The office was dim. Yellow light pooled from the lamp on Dr. Dresser's desk. Blinds turned closed to hide the dying sunlight. Frank and Astrid sat on the sofa, half a cushion-width apart. Doctor Dresser cleaned his glasses.

"No, it doesn't," he said. "I know it's a shock."

 "How can you be sure it's cancer?"

"I've been doing this for a long time, Mrs. Carey. There's no mistake."

"It's not possible?"


"But it was so small."

"Small and aggressive. Thank goodness you found it."

"What if I hadn't found it? You couldn't even find it on the mammogram."


"Then how can you be sure it's cancer?"

Dr. Dresser sighed. "Mrs. Carey, I'm sure this is terribly difficult for you to understand."

"Don't patronize me, Doctor. I'm not stupid."

"Of course, not. You're under a lot of stress."

Frank could vouch for that. When Astrid was afraid, she turned cold. She had barely spoken to him since he'd gotten Dr. Dresser's call. Before the phone call, she'd been rude, superior—mocking, almost. Gloating. He was a pathetic creature, and she was putting him out of his misery. Since the phone call—stone. As if to tell him he had no right to any feelings about any of it. He was Chauffeur, Relayer of Messages. Still pathetic, but required. He understood nothing. No one was telling him he had cancer.

"Look," said Dr. Dresser. "You need to have surgery. The tumor was aggressive enough that a mastectomy is not out of the question. But I think it makes good sense to consider a partial mastectomy—what's sometimes called a lumpectomy."


"It's more conservative. You wouldn't lose your breast. Only a—notch."

"But maybe you should just remove the whole thing. You said it was aggressive."

"Yes, but we really won't know whether it's spread until we see if the lymph nodes are involved."

"What does that mean?"

"When we do the surgery, we'll also make an incision under your arm to remove twelve or fifteen lymph nodes. We'll biopsy them and go from there."

Hospital stay. Plastic drain. Compromised immunity. Ongoing danger of infection. Permanent numbness. Lymphedema. Bizarre. The tumor was a grain of sand. Smaller.

"Doctor," said Frank, "We've read about sentinel node biopsy." Lymph nodes in the breast have to drain somewhere first. The idea was to inject a dye at the tumor site and see where it goes. Then remove and test just that lymph node.

Dr. Dresser shook his head. "Not proven. It's still experimental."

"You won't even consider it?" Astrid asked.

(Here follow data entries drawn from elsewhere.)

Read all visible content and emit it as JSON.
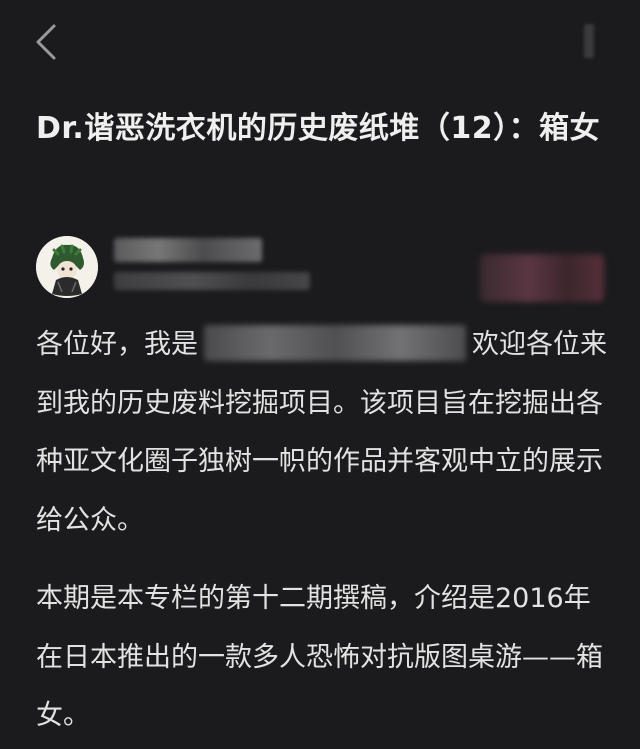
{
  "header": {
    "back_icon": "chevron-left-icon",
    "more_icon": "more-vertical-icon"
  },
  "article": {
    "title": "Dr.谐恶洗衣机的历史废纸堆（12）：箱女",
    "author": {
      "avatar_icon": "avatar"
    },
    "paragraph1": {
      "before_redaction": "各位好，我是",
      "after_redaction": "欢迎各位来到我的历史废料挖掘项目。该项目旨在挖掘出各种亚文化圈子独树一帜的作品并客观中立的展示给公众。"
    },
    "paragraph2": "本期是本专栏的第十二期撰稿，介绍是2016年在日本推出的一款多人恐怖对抗版图桌游——箱女。"
  },
  "colors": {
    "background": "#1b1b1d",
    "text": "#e2e2e2",
    "title": "#efefef"
  }
}
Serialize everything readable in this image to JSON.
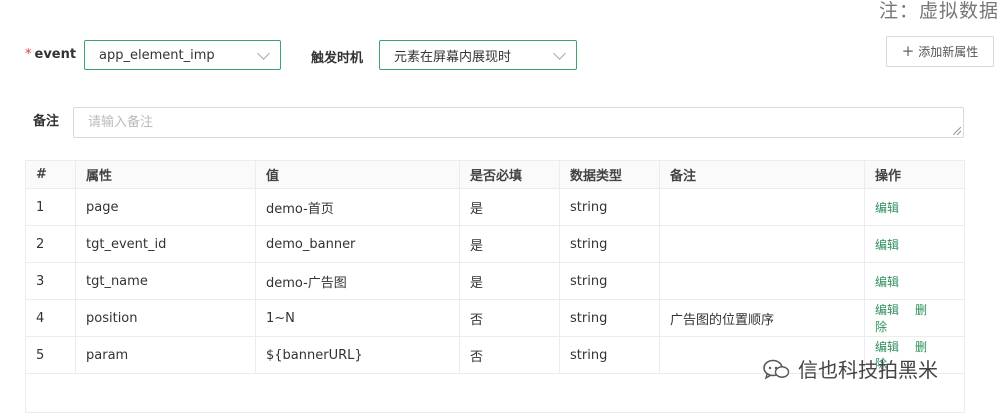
{
  "top_note": "注：虚拟数据",
  "form": {
    "event_label": "event",
    "event_required_mark": "*",
    "event_value": "app_element_imp",
    "trigger_label": "触发时机",
    "trigger_value": "元素在屏幕内展现时",
    "add_button_label": "添加新属性",
    "remark_label": "备注",
    "remark_placeholder": "请输入备注"
  },
  "table": {
    "headers": [
      "#",
      "属性",
      "值",
      "是否必填",
      "数据类型",
      "备注",
      "操作"
    ],
    "rows": [
      {
        "idx": "1",
        "attr": "page",
        "value": "demo-首页",
        "required": "是",
        "type": "string",
        "note": "",
        "edit": "编辑",
        "delete": ""
      },
      {
        "idx": "2",
        "attr": "tgt_event_id",
        "value": "demo_banner",
        "required": "是",
        "type": "string",
        "note": "",
        "edit": "编辑",
        "delete": ""
      },
      {
        "idx": "3",
        "attr": "tgt_name",
        "value": "demo-广告图",
        "required": "是",
        "type": "string",
        "note": "",
        "edit": "编辑",
        "delete": ""
      },
      {
        "idx": "4",
        "attr": "position",
        "value": "1~N",
        "required": "否",
        "type": "string",
        "note": "广告图的位置顺序",
        "edit": "编辑",
        "delete": "删除"
      },
      {
        "idx": "5",
        "attr": "param",
        "value": "${bannerURL}",
        "required": "否",
        "type": "string",
        "note": "",
        "edit": "编辑",
        "delete": "删除"
      }
    ]
  },
  "watermark": "信也科技拍黑米"
}
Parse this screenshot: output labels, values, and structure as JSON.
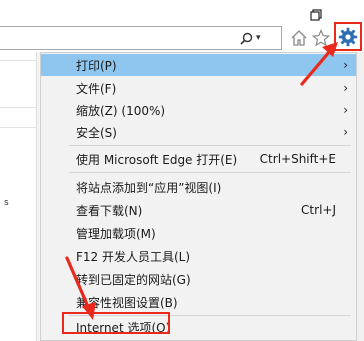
{
  "window": {
    "restore_icon": "restore-window-icon"
  },
  "toolbar": {
    "search_icon": "search-icon",
    "search_dropdown": "▾",
    "home_icon": "home-icon",
    "favorites_icon": "star-icon",
    "tools_icon": "gear-icon"
  },
  "page": {
    "stub_text": "s"
  },
  "menu": {
    "items": [
      {
        "label": "打印(P)",
        "shortcut": "",
        "submenu": true
      },
      {
        "label": "文件(F)",
        "shortcut": "",
        "submenu": true
      },
      {
        "label": "缩放(Z) (100%)",
        "shortcut": "",
        "submenu": true
      },
      {
        "label": "安全(S)",
        "shortcut": "",
        "submenu": true
      },
      {
        "label": "使用 Microsoft Edge 打开(E)",
        "shortcut": "Ctrl+Shift+E",
        "submenu": false
      },
      {
        "label": "将站点添加到“应用”视图(I)",
        "shortcut": "",
        "submenu": false
      },
      {
        "label": "查看下载(N)",
        "shortcut": "Ctrl+J",
        "submenu": false
      },
      {
        "label": "管理加载项(M)",
        "shortcut": "",
        "submenu": false
      },
      {
        "label": "F12 开发人员工具(L)",
        "shortcut": "",
        "submenu": false
      },
      {
        "label": "转到已固定的网站(G)",
        "shortcut": "",
        "submenu": false
      },
      {
        "label": "兼容性视图设置(B)",
        "shortcut": "",
        "submenu": false
      },
      {
        "label": "Internet 选项(O)",
        "shortcut": "",
        "submenu": false
      }
    ],
    "submenu_arrow": "›"
  },
  "colors": {
    "highlight": "#8fc6ef",
    "annotation": "#e8291c"
  }
}
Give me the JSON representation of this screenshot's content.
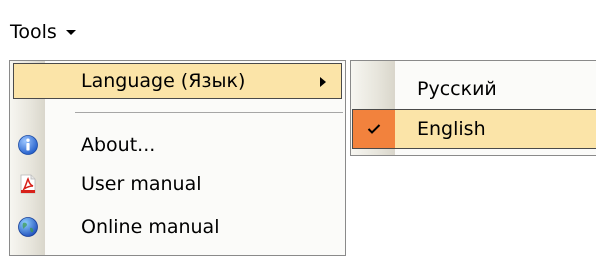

"I want to tell you a story," said Dr. Dresser. "A few months ago, an old friend of mine came to see me. I've known her forever. She's one of the most beautiful women I've even known—homecoming queen in my high school class. A master gardener.

"I told her what I'm telling you. You'll have numbness. You'll have a notch out of your breast. I'd advise you not to get your hands in the dirt for fear of infection. I'm quite sure it broke her heart.

"But she's alive. It was the right thing for her, and it's the right thing for you. I would tell my daughter the same thing."

"Was there cancer in her lymph nodes?" asked Astrid. "Your homecoming queen—did you find more cancer?"

"No. Fortunately."

"So you really didn't need to remove them all."

"We had to test them. To be sure."

"So now she's permanently numb and disfigured, and her arm is going to be swollen and flabby."

"There's a risk of lymphedema. Somewhere between five and ten percent."

It was just crazy. Astrid was somewhere between perfectly healthy and dying of cancer. Somewhere between "cut off both my breasts just to be sure" and "go fuck yourself—it wasn't even cancer."

"I want another opinion," she said.